Induction with 2020 Vision – Is this the opportunity to get it right?

The ELIXIR project has attracted an enormous amount of interest, for which the team is exceptionally grateful. They had a record number of attendees participating at their workshops and a hugely successful virtual symposium with 97 attendees – everyone was delighted by this level of support for this important work on welcome and induction.

With remote learning now the norm, LITE Fellows Andrew Mearman and Ruth Payne ask ‘does the possibility of having to welcome students online in 2020 require universities to change their thinking?’ The answer is yes and no.

Thinking of welcome and induction as an online activity rather changes things.

New first years might be studying from home and, if this is the case, we are going to see an abrupt end to the lines of students at registration, introductory lectures, long talks on procedure, and the usual packed calendar of social events in week 0. For the ELIXIR project, some of these changes are actually very welcome.

When we wrote of an end to freshers’ week in our last blog this is not at all what we had in mind.

The whole world has been affected by the Covid pandemic and, as the virus spread, Universities spent the first few weeks in firefighting mode – adrenalised and scrambling to respond to the reality of physical distancing. But thoughts quickly turned to the next academic year. Universities will be admitting undergraduates in Autumn 2020, but it is likely to be a virtual experience, perhaps with  students living at home and not joining face-to-face teaching in the same way as before. Does this extraordinary situation force a complete change in practice, or can we extend these existing ideas to create a unique 2020 experience?

The ELIXIR team had been busy consulting with colleagues and students long before we had heard of Covid 19. Informed by these discussions and by the literature, they have come up with the following set of draft principles:

Principle 1: Every member of staff is responsible for making our students feel welcome. This means not just leaving it to a handful of colleagues – and it means making students welcome for the duration of their programme.

Principle 2: Every school should have an academic lead for welcome and induction. This will provide proper oversight and direction for these important processes.

Principle 3: Welcome and induction are two different things. Welcome relates closely to belonging; induction is more to do with acquiring new skills.

Principle 4: Welcome and induction are both ongoing processes. We must frame them as such.

Principle 5: Academic staff play a key role in welcome and induction. There is no doubt that students value relationships with academic members of staff, so we need to respond to this and make sure academic colleagues are front and centre.

Principle 6: Personal tutoring is crucial in welcome, induction and sense of belonging. We believe it is important that all personal tutors are available to greet their tutees in week 0.

Principle 7: Working to a timeline will stop us overloading our students. By agreeing which bits of information students need – and when – means we don’t miss anything and we reduce unhelpful duplication.

Principle 8: We must understand the expectations of our students. With such a diverse student population, we need to understand and respond to individual expectations.

Principle 9: Students are not all the same.

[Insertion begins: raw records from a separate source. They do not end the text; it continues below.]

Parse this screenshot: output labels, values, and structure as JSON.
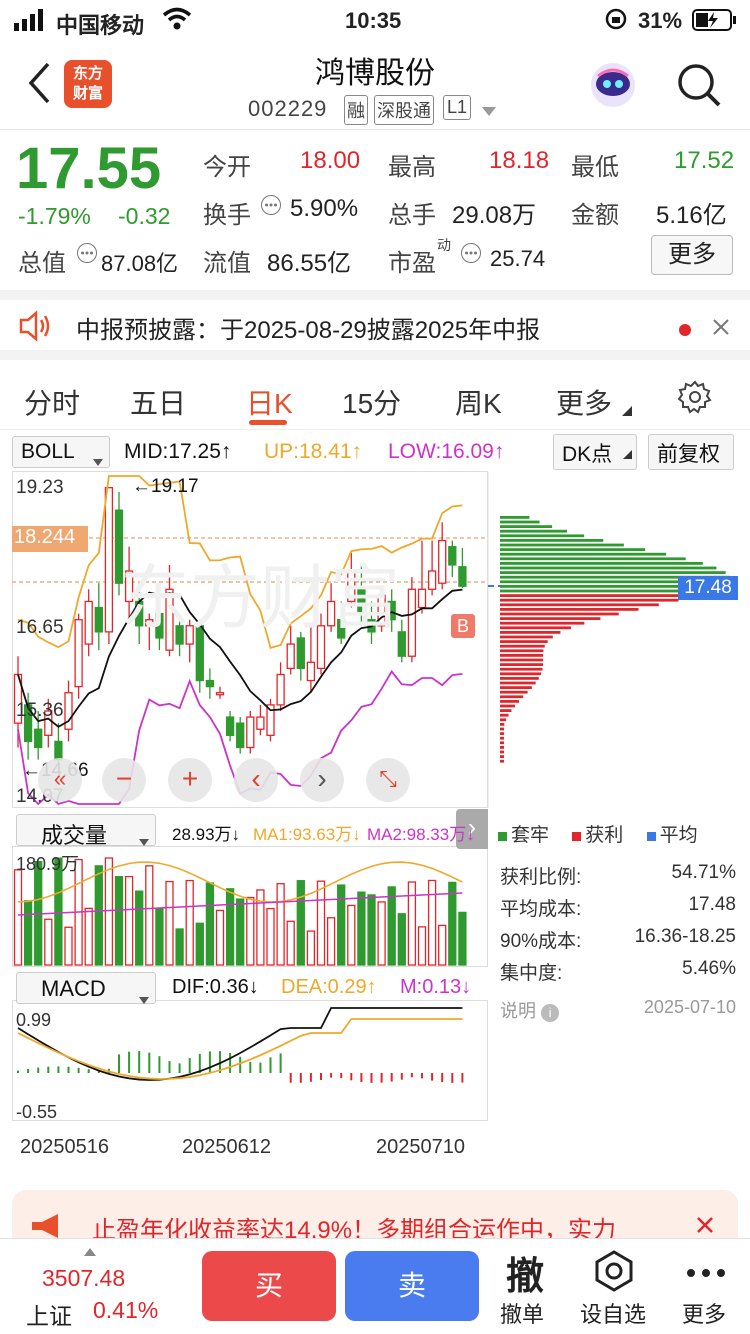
{
  "status": {
    "carrier": "中国移动",
    "time": "10:35",
    "battery": "31%"
  },
  "nav": {
    "logo_line1": "东方",
    "logo_line2": "财富",
    "title": "鸿博股份",
    "code": "002229",
    "badges": [
      "融",
      "深股通",
      "L1"
    ]
  },
  "quote": {
    "price": "17.55",
    "pct": "-1.79%",
    "chg": "-0.32",
    "open_label": "今开",
    "open": "18.00",
    "high_label": "最高",
    "high": "18.18",
    "low_label": "最低",
    "low": "17.52",
    "turnover_label": "换手",
    "turnover": "5.90%",
    "vol_label": "总手",
    "vol": "29.08万",
    "amt_label": "金额",
    "amt": "5.16亿",
    "mcap_label": "总值",
    "mcap": "87.08亿",
    "float_label": "流值",
    "float": "86.55亿",
    "pe_label": "市盈",
    "pe_sup": "动",
    "pe": "25.74",
    "more": "更多"
  },
  "notice": {
    "text": "中报预披露：于2025-08-29披露2025年中报"
  },
  "tabs": [
    "分时",
    "五日",
    "日K",
    "15分",
    "周K",
    "更多"
  ],
  "chart": {
    "indicator": "BOLL",
    "mid": "MID:17.25↑",
    "up": "UP:18.41↑",
    "low": "LOW:16.09↑",
    "dk": "DK点",
    "fq": "前复权",
    "yticks": [
      "19.23",
      "18.244",
      "16.65",
      "15.36",
      "14.07"
    ],
    "max_label": "←19.17",
    "min_label": "←14.66",
    "b_mark": "B",
    "chip_price": "17.48",
    "vol_label": "成交量",
    "vol_val": "28.93万↓",
    "ma1": "MA1:93.63万↓",
    "ma2": "MA2:98.33万↓",
    "vol_tick": "180.9万",
    "macd_label": "MACD",
    "dif": "DIF:0.36↓",
    "dea": "DEA:0.29↑",
    "m": "M:0.13↓",
    "macd_top": "0.99",
    "macd_bot": "-0.55",
    "dates": [
      "20250516",
      "20250612",
      "20250710"
    ]
  },
  "chip": {
    "legend": [
      "套牢",
      "获利",
      "平均"
    ],
    "rows": [
      [
        "获利比例:",
        "54.71%"
      ],
      [
        "平均成本:",
        "17.48"
      ],
      [
        "90%成本:",
        "16.36-18.25"
      ],
      [
        "集中度:",
        "5.46%"
      ]
    ],
    "note": "说明",
    "date": "2025-07-10"
  },
  "banner": {
    "text": "止盈年化收益率达14.9%！多期组合运作中，实力"
  },
  "bottom": {
    "index_val": "3507.48",
    "index_name": "上证",
    "index_pct": "0.41%",
    "buy": "买",
    "sell": "卖",
    "cancel_icon": "撤",
    "cancel": "撤单",
    "watch": "设自选",
    "more": "更多"
  },
  "colors": {
    "up": "#e1262b",
    "down": "#2f9a2f",
    "mid": "#111111",
    "upper": "#f0a82a",
    "lower": "#cc33cc",
    "accent": "#e8502c"
  }
}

We should aim to tailor information and resources to fit each individual student.

Principle 10: Consistency is crucial. That means we have a University of Leeds approach that will contribute to an overall sense of community.

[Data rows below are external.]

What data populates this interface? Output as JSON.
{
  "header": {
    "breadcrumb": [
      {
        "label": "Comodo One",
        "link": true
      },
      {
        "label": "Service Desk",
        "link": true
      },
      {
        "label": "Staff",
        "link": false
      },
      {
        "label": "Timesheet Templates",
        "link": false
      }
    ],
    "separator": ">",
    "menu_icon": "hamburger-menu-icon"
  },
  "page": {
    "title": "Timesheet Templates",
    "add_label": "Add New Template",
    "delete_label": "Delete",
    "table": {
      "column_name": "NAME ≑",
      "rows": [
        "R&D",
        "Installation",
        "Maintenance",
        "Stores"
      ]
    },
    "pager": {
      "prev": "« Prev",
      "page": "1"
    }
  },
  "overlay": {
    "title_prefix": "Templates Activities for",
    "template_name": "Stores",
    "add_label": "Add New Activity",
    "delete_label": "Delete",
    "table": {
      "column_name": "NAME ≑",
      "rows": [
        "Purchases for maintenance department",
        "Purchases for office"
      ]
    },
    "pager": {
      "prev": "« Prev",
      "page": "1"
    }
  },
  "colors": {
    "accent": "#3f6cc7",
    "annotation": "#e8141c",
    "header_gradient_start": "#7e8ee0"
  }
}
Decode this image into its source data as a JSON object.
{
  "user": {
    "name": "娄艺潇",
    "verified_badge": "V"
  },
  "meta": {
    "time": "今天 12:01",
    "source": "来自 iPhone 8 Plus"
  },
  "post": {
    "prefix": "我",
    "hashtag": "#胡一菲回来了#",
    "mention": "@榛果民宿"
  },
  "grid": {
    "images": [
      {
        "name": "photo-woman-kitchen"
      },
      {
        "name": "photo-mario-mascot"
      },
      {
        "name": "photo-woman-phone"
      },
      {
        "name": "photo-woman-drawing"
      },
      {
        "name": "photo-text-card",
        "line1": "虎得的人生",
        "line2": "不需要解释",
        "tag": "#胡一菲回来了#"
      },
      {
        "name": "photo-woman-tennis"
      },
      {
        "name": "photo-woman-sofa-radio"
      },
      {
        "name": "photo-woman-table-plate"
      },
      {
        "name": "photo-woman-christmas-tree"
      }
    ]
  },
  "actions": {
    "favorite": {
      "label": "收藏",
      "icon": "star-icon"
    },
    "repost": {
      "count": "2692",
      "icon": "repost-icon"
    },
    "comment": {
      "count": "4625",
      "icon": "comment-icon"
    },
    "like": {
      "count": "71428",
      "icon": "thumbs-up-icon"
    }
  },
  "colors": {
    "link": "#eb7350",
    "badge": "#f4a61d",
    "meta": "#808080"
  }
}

Doing welcome and induction online means sticking to these existing principles, but much more than that, it means streamlining what we do and communicating it properly to colleagues and students.

2020 provides the perfect opportunity to develop a clear structure for welcome and induction and to deploy many excellent resources that already exist.

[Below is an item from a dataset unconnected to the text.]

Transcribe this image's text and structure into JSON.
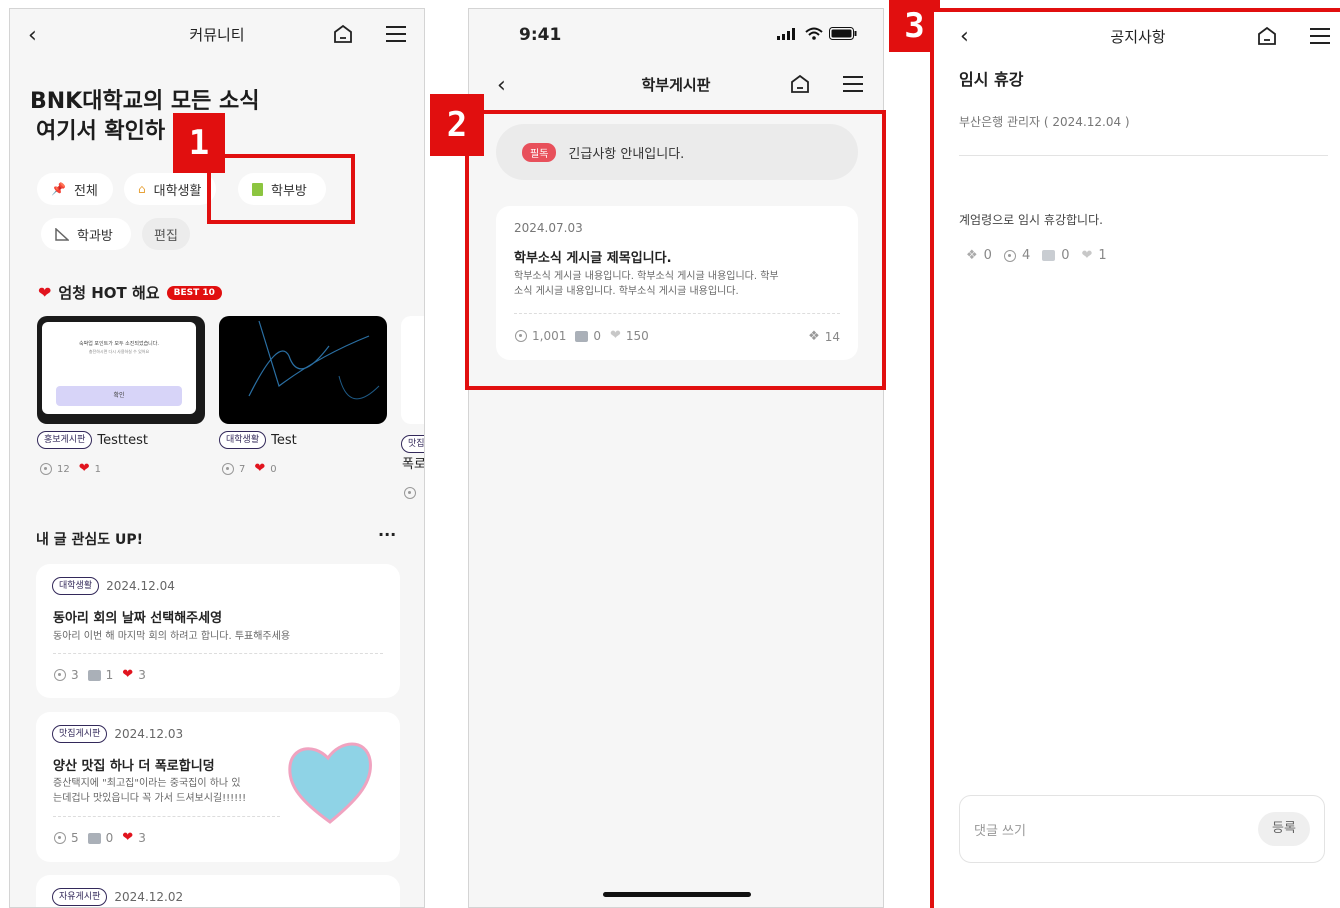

For example, there is no doubt that welcome and induction should be focused on helping students develop a sense of belonging, and the process of welcoming students stretches back long before students arrive at university. The current crisis could  potentially free us from the shackles of room timetabling and is actually an opportunity to strip the focus from the first week or two so that we  welcome our new students in a far more leisurely and personalised way.

Our messages about becoming a university student could be distributed more evenly and inclusively, offering a range of points and methods of engagement for all our students in their glorious diversity.

We may or may not be able to offer our new students a pizza-fuelled social event, but either way this is the perfect time for clarity of thinking and genuinely personal online interactions. Students who do not enjoy the nature of online group meetings, or who do not have ready access to the right equipment, would benefit from telephone tutorials and flipped discussions. Students in different time zones can be included through recorded sessions and shared chat.

The ELIXIR team is delighted to be involved in the University’s response to the revitalisation of thinking in this crucial area. Online or face-to-face welcome and induction needs to be inclusive, curated, monitored – and available whenever students want it. Watch this space.

To discuss the project further, please contact Andrew Mearman or Ruth Payne.